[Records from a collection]
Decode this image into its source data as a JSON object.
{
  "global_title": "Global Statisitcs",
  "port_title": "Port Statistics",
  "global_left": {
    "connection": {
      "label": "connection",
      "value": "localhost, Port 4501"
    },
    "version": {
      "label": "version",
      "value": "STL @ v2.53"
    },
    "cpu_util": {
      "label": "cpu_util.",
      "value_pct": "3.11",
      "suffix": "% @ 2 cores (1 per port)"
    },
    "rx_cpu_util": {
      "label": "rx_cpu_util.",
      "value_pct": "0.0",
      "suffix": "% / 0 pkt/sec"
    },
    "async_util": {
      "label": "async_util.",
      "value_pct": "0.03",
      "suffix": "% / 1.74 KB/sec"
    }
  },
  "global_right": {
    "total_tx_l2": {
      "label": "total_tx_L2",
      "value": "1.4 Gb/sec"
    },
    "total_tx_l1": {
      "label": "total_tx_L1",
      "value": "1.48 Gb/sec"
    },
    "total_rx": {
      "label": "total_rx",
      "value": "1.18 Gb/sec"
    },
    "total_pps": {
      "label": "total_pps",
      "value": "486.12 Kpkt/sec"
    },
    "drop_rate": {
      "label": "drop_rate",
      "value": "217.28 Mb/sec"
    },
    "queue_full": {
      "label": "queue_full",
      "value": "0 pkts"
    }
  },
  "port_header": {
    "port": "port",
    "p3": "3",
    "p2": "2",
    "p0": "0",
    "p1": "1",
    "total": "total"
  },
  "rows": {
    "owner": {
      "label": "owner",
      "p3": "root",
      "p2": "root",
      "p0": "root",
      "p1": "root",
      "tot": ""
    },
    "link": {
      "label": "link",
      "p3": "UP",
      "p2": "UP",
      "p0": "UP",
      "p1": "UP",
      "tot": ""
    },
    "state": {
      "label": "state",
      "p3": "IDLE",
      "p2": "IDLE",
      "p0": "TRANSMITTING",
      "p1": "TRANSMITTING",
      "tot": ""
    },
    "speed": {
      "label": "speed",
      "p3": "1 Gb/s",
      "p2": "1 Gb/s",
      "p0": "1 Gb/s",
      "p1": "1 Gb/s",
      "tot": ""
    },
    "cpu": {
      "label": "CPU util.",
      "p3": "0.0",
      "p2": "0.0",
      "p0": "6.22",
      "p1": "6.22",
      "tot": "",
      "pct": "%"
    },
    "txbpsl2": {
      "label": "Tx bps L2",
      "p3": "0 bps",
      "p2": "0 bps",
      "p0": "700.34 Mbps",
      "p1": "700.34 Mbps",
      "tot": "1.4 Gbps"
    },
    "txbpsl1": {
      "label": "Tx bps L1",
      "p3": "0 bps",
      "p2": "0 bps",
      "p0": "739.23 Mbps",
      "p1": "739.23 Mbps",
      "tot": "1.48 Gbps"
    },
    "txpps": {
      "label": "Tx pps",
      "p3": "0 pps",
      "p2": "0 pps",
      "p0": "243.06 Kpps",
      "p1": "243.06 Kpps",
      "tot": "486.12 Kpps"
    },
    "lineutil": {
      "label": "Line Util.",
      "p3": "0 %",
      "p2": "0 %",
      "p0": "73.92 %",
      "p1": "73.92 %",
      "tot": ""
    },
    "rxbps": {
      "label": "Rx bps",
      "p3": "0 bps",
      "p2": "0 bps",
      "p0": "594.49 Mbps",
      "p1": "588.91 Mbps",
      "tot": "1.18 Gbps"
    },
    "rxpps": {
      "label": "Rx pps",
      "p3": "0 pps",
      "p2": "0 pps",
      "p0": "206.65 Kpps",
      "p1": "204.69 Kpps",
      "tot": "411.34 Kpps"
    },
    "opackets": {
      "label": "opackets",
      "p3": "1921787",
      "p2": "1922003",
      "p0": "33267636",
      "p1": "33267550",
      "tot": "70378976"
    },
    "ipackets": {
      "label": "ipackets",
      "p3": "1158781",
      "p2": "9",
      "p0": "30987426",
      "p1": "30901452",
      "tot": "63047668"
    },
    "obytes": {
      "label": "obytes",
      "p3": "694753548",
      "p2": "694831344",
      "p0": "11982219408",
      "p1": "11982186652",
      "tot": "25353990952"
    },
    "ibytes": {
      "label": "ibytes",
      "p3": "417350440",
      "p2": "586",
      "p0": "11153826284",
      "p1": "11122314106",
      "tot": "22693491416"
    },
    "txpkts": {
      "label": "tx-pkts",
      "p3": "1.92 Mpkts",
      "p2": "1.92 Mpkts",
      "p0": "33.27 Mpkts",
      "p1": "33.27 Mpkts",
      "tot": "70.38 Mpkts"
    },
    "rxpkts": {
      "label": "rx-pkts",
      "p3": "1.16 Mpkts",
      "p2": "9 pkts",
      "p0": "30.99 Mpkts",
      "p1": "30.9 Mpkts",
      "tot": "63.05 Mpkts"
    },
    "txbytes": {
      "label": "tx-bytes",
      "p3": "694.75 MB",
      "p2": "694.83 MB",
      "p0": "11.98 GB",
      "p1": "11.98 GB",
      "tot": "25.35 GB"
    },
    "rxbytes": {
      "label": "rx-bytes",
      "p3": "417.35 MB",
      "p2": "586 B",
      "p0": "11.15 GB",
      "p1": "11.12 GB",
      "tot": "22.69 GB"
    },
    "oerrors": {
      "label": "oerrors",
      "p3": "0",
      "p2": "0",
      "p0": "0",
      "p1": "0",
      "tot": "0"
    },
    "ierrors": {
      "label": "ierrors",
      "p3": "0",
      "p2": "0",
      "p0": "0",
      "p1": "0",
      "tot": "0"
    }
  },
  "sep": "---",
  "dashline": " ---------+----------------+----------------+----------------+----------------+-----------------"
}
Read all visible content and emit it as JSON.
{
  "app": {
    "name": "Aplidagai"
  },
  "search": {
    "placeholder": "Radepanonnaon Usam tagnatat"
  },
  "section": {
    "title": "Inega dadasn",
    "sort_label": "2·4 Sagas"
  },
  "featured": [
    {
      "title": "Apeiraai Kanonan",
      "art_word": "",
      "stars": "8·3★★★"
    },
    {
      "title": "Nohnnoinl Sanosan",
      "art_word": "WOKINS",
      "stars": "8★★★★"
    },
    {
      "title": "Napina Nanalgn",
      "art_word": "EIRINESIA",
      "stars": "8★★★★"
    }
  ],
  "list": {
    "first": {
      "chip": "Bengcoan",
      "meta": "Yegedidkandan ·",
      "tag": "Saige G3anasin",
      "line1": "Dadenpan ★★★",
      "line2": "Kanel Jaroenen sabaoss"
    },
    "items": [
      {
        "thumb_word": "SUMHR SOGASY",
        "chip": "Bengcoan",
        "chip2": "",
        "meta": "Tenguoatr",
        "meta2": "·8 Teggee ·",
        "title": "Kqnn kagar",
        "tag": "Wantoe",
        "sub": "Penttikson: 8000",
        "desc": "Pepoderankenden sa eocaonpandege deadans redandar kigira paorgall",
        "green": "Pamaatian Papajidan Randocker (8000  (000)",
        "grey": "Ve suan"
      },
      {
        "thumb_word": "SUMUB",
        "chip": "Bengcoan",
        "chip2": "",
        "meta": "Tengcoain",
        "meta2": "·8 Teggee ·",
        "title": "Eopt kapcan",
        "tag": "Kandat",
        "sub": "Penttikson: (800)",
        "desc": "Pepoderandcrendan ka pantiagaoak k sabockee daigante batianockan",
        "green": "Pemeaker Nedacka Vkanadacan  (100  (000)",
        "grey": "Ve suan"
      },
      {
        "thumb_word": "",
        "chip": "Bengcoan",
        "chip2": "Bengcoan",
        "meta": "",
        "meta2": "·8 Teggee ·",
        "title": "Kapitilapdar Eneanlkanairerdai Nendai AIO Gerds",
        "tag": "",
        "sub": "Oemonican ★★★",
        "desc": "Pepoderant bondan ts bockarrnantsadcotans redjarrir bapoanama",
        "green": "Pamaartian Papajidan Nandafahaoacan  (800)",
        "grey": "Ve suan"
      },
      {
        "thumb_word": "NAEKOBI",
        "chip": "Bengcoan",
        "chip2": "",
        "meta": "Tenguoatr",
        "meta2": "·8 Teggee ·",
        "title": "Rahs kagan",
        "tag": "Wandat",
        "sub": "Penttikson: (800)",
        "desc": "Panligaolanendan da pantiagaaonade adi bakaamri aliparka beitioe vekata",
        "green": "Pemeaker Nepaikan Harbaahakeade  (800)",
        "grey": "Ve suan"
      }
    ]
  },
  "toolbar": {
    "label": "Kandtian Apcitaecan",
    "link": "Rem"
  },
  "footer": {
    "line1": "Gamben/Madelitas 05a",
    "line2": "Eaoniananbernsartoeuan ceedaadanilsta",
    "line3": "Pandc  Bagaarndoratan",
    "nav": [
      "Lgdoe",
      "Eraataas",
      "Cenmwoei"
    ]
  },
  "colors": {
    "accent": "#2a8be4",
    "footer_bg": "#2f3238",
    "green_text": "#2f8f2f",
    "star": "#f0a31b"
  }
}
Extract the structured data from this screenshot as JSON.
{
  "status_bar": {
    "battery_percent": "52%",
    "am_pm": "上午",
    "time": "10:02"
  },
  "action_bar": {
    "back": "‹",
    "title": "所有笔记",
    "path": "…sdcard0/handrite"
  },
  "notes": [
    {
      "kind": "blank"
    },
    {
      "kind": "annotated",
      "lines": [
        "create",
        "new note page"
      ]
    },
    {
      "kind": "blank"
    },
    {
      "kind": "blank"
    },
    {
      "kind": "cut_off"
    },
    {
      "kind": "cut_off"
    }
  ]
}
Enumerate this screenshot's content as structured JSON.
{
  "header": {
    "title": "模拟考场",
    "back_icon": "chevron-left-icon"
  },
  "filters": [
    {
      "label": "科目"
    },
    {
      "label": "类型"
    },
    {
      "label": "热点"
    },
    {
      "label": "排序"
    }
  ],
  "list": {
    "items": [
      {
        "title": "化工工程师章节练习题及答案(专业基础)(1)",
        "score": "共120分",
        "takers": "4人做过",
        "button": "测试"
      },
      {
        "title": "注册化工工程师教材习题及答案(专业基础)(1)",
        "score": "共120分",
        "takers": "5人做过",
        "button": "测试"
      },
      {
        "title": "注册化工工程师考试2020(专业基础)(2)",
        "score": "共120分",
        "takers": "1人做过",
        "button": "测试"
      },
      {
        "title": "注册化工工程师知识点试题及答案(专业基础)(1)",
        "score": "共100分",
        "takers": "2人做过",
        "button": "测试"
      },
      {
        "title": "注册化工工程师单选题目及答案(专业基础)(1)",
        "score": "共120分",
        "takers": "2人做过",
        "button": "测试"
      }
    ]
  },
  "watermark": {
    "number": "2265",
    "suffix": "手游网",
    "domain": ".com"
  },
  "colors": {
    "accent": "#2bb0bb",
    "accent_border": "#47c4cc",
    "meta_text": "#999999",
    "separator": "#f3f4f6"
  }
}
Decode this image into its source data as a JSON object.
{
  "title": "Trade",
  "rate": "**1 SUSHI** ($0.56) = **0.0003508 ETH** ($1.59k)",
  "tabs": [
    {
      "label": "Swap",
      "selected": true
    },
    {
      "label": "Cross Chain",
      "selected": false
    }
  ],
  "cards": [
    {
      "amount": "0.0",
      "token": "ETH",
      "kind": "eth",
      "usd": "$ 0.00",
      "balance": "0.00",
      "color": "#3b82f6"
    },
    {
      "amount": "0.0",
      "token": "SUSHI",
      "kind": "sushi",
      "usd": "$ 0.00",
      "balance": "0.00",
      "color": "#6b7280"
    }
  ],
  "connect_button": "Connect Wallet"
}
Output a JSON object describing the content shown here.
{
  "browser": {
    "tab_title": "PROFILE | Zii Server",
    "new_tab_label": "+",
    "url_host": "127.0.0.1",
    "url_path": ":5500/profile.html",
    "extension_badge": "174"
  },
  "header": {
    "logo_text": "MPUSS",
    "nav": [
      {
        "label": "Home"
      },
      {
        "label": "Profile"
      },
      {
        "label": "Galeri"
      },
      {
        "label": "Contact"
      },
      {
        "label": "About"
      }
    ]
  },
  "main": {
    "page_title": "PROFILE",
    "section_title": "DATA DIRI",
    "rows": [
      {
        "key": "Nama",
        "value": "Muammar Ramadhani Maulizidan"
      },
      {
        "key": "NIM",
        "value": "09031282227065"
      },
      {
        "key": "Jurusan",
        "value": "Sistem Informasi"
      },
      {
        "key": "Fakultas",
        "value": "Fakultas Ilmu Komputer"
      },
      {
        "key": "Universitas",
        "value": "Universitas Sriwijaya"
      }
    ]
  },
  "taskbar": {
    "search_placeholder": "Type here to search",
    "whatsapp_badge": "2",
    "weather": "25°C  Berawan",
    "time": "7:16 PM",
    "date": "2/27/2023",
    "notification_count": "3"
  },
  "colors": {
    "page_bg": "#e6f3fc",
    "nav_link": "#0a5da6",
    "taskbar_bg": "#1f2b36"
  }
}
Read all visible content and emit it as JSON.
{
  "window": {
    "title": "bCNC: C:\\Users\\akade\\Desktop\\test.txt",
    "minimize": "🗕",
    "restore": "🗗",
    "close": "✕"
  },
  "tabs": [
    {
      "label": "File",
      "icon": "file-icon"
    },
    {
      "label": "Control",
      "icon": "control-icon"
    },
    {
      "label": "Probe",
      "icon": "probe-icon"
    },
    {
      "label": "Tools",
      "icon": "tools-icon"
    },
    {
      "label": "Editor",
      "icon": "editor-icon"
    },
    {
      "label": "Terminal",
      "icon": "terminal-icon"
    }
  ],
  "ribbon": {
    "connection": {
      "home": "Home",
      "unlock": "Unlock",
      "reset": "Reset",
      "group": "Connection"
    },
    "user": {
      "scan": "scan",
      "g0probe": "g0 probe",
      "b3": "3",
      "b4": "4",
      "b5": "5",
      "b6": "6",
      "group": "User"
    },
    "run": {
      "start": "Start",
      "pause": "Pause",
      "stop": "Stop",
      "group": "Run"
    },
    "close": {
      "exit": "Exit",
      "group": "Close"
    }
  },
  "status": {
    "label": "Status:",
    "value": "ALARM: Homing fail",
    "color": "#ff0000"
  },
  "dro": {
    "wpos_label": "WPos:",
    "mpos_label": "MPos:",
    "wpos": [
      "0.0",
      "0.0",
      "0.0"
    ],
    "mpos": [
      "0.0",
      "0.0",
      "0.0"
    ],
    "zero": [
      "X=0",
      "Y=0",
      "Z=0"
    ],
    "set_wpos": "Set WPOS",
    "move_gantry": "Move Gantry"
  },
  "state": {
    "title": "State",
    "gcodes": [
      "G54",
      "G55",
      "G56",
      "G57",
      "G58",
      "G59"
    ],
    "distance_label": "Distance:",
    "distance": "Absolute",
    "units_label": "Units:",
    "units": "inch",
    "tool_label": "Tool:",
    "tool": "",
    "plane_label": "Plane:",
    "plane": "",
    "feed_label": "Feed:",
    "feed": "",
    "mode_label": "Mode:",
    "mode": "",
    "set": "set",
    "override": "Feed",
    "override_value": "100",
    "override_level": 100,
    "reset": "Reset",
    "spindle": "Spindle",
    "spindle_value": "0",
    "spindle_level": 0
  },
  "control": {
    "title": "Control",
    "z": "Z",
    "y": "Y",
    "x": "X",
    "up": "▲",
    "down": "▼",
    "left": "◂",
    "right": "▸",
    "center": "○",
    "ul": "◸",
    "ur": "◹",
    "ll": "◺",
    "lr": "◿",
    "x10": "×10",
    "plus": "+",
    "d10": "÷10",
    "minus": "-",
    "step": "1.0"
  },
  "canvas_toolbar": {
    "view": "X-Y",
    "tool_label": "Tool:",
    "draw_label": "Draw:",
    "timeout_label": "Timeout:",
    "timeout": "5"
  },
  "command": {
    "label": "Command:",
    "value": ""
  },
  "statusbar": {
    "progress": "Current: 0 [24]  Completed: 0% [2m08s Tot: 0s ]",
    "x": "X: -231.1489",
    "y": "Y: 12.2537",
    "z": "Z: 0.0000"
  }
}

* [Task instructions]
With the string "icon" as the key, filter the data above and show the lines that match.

* [Output below]
    "back_icon": "chevron-left-icon"
      "icon": "file-icon"
      "icon": "control-icon"
      "icon": "probe-icon"
      "icon": "tools-icon"
      "icon": "editor-icon"
      "icon": "terminal-icon"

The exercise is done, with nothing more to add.